ONE of the speakers at the ice forum in Mornington last Tuesday was cheered and clapped long and hard for her bravery in telling a difficult story.
The forum – “What’s the real story with ice” – was organised by the churches and community group alliance Peninsula Voice, which has been running a series of forums to tackle difficult topics such as family violence.
Peninsula Voice chair Peter Orton said Kerrie Knight, the Mornington mother of a 21-year-old daughter with an ice addiction who told her family’s harrowing story to more than 370 strangers, was a hero in the same vein as the peninsula’s family violence campaigner Rosie Batty, who had bared all in the national spotlight about the death of her son Luke to make a change.
“Kerrie spoke for just four minutes but what she said had a profound effect on audience members with a very powerful speech,” he said.
Ms Knight was the only “civilian” speaker of four, joining Victorian Police Assistant Commissioner Stephen Fontana, Peninsula Health’s alcohol and other drugs manager Stephen Bright, and Julie Rae of the Australian Drug Foundation.
Ms Knight told the audience she and her partner Mark had raised four children in Mornington. “My daughter Indya has battled with ice addiction for five years. My story is not unique; in fact it is far too common.
“I would like to share my story in the hope that it may help other families learn from my experience, to help families cope better with addiction,” she said.
Ms Knight said her daughter tried ice at age 16. “From that point, our family has endured suffering, anguish and sheer frustration. Indya is now 21 and is in a government-funded rehabilitation facility in Darwin. This is the second time she has been in a rehabilitation facility.”

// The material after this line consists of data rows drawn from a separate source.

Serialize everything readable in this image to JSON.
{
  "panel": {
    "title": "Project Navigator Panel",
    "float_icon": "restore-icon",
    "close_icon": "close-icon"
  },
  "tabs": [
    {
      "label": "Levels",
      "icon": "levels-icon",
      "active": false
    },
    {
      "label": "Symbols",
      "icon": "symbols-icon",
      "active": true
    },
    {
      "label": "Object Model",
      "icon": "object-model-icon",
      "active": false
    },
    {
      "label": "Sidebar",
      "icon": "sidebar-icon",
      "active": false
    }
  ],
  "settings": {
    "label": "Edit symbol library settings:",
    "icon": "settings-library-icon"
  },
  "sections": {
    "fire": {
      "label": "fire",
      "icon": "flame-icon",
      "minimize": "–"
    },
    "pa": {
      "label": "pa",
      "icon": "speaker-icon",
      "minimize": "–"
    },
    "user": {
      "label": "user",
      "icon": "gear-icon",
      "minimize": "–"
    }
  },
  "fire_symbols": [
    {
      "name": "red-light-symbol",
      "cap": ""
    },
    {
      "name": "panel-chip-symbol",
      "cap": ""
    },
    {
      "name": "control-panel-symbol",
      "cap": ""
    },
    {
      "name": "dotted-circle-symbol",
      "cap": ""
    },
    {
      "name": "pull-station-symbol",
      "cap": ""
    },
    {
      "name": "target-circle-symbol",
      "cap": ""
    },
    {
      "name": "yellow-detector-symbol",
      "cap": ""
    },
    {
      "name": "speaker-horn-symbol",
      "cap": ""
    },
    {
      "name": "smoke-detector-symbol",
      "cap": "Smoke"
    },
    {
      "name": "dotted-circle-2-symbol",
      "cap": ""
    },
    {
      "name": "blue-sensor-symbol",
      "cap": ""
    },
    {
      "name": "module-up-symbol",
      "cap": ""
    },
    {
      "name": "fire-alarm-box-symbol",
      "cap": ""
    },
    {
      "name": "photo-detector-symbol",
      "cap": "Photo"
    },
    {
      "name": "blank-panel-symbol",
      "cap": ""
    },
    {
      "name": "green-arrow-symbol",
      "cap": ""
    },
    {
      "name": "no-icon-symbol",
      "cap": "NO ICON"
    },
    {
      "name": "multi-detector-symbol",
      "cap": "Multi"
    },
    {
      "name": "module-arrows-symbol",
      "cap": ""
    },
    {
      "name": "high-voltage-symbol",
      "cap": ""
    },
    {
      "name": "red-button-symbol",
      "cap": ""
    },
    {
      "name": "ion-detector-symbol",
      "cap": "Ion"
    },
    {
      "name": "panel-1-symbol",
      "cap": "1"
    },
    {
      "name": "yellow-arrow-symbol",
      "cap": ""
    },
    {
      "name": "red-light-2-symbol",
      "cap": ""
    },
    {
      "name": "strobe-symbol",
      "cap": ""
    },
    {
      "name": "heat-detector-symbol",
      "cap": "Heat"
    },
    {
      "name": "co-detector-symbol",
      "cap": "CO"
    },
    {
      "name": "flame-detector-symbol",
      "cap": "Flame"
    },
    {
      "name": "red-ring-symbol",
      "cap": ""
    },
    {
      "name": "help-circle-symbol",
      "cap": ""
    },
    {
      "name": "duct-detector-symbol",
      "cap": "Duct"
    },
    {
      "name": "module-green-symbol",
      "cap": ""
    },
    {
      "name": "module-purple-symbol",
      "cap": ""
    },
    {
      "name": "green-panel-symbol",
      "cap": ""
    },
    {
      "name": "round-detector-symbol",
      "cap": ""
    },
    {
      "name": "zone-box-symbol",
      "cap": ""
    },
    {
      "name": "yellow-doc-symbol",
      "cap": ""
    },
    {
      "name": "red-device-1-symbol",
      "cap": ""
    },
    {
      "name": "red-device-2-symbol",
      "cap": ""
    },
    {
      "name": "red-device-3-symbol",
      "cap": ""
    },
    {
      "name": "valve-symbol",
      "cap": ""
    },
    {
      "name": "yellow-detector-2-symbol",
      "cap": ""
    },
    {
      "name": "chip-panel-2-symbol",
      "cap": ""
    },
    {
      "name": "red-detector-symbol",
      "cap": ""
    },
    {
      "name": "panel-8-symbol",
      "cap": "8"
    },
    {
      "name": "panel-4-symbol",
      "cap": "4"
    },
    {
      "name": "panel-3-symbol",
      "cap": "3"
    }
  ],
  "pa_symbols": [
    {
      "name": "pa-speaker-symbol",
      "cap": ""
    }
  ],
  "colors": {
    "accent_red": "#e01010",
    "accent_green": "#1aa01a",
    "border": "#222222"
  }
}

“Touch wood, this time she can get the knowledge and skills to help her to re-establish a more positive life. Indya has been damaged by this addiction and in particular her mental health.”
Ms Knight said drug addiction was an illness that required long-term treatment for people to recover. “It is not a moral failing. I have learnt the difference between enabling and loving support.”
She said drug addiction did not discriminate. “It has nothing to do with your socio-economic position. It has nothing to do with your education level or your background.”
She said her daughter had overdosed five times in the past five years. “From my experience she is one of the fortunate ones to still be alive. Indya has had consistent and loving family support. What was lacking in our approach was knowledge and the skill to know how to support her without enabling her addiction.
“Simply advising young people not to take drugs is not the answer. Family and community are the key elements to help deliver education, early intervention and harm minimisation. We have a huge gap in the community for a local family support network.
“The trauma of drug addiction has a ripple effect on family members, which impacts their mental health. Unfortunately, because of the stigma attached to addiction, we don’t feel comfortable talking about it. We fear judgement as a parent. This has to change. We need more open conversation, not less.”
Ms Knight called on the peninsula community to set up a family support group. “We need a safe place to be able to share our stories and personal suffering in the non-judgemental and caring environment. Peninsula Voice has offered to run a smaller forum to bring affected people together.”
Mr Orton said it was hoped to run another forum later this year. In the meantime, the group was planning to run a series of smaller, support group-type events in the way described by Ms Knight.
For more information go online to www.peninsulavoice.org